court, commissaries and diocese

COMMISSARY, an officer who is delegated by a bishop to act in a particu lar part of the diocese, to exercise juris diction similar in kind to that exercised by the chancellor of the diocese in the consistory court of the diocese. A com missary has, generally speaking, the authority of official principal and vicar general within his limits. An appeal lies from his decisions to the metropolitan. In some dioceses there is a commissary court for each archdeaconry. The Com missarial courts were established for the convenience of the people in parts of the diocese remote from the consistory court. A commissary must be learned in the civil and ecclesiastical law, a master of arts or bachelor of law, not under the age of twenty-six, and he must subscribe the Thirty-nine articles (Canon 127).

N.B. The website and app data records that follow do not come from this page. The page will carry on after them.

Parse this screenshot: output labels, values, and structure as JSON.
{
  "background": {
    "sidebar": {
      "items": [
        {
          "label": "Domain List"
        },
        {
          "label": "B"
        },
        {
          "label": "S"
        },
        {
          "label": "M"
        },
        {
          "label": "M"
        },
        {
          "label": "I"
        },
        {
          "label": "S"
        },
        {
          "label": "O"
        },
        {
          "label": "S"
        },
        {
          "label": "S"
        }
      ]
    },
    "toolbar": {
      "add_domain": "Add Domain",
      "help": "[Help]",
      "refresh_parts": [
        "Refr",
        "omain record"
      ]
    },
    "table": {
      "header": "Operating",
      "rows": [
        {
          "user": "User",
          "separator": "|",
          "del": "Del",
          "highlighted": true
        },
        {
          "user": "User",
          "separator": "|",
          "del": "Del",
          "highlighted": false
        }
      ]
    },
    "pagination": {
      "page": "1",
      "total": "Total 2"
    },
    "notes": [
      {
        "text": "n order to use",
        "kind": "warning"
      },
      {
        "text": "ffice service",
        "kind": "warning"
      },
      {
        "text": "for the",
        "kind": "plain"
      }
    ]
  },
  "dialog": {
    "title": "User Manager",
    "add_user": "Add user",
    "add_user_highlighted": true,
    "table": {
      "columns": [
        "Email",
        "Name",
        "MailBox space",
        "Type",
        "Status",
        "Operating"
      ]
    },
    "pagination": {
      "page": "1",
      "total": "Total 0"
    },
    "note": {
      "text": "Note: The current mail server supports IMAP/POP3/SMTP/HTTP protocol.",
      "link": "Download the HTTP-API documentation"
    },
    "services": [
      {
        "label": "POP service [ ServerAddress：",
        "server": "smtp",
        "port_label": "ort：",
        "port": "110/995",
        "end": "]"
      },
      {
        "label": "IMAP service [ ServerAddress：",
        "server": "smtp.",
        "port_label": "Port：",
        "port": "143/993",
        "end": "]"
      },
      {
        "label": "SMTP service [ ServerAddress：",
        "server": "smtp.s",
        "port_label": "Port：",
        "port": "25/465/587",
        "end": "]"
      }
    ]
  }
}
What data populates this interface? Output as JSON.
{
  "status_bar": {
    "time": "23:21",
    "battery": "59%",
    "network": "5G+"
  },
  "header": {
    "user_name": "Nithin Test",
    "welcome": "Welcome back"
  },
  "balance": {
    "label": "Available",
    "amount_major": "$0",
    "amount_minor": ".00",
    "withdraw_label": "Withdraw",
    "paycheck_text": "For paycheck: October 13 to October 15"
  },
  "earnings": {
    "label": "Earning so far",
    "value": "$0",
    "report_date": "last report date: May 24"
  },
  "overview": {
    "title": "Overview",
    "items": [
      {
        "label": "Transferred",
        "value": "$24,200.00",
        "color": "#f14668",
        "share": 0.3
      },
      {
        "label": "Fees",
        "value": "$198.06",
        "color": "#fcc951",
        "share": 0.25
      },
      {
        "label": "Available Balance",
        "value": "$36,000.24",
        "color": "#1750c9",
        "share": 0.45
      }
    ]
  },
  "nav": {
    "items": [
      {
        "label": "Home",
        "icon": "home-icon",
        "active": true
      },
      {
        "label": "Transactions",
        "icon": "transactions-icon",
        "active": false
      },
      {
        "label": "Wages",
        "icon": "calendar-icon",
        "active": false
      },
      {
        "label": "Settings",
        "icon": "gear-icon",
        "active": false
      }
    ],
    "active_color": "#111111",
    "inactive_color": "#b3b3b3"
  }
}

In Scotland the same classes of ques tions which in other parts of Europe were arrogated to the ecclesiastical judicatories came under the authority of the bishop's courts while the episcopal polity con tinued, and subsequently devolved on special judges, who were called commis saries. The four commissaries of Edin

burgh constituted the Supreme Commis sary Court, which had jurisdiction in questions of divorce, and of declarations of the existence or non-existence of mar riage. The district commissaries had the administrative authority of confirm ing executors to persons deceased, a func tion resembling the granting of letters of administration in England. By 4 Geo. IV. c. 97, the functions of the pro vincial commissaries were vested in the sheriffs of the respective counties, who, before the passing of that act, were usu ally appointed the commissaries of their districts. By 11 Geo. IV. 1 Wm. IV. c. 69, the jurisdiction of the commissaries of Edinburgh, as above, was vested in the Court of Session.